[Dataset items]
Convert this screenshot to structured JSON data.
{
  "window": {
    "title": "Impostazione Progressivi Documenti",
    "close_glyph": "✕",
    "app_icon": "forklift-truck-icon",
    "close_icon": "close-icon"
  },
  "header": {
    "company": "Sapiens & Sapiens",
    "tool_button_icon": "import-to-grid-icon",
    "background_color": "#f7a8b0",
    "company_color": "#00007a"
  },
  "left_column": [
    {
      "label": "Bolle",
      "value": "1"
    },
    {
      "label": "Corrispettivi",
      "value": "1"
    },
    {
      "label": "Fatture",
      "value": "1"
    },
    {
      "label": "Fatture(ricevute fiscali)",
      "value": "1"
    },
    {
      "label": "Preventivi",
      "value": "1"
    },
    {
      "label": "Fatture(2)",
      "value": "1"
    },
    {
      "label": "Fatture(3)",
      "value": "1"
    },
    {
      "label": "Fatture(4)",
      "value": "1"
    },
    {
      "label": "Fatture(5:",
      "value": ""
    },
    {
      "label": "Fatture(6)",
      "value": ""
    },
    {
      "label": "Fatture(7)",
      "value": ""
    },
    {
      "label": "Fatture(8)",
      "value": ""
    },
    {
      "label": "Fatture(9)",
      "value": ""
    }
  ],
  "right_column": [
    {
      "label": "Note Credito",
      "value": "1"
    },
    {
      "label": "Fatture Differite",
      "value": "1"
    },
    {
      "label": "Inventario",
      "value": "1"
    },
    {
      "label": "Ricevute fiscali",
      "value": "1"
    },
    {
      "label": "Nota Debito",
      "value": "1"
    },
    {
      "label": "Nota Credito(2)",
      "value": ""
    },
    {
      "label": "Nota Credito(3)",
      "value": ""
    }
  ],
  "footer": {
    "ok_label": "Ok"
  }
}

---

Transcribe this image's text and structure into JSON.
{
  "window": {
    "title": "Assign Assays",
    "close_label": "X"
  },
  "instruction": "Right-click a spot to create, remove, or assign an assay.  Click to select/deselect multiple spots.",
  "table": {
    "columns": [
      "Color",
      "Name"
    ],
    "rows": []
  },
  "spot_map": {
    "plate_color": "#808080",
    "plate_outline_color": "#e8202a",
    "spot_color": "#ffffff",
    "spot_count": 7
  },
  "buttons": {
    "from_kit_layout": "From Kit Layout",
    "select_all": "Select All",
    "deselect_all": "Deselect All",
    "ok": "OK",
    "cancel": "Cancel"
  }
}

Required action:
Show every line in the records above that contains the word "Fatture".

Output below:
      "label": "Fatture",
      "label": "Fatture(ricevute fiscali)",
      "label": "Fatture(2)",
      "label": "Fatture(3)",
      "label": "Fatture(4)",
      "label": "Fatture(5:",
      "label": "Fatture(6)",
      "label": "Fatture(7)",
      "label": "Fatture(8)",
      "label": "Fatture(9)",
      "label": "Fatture Differite",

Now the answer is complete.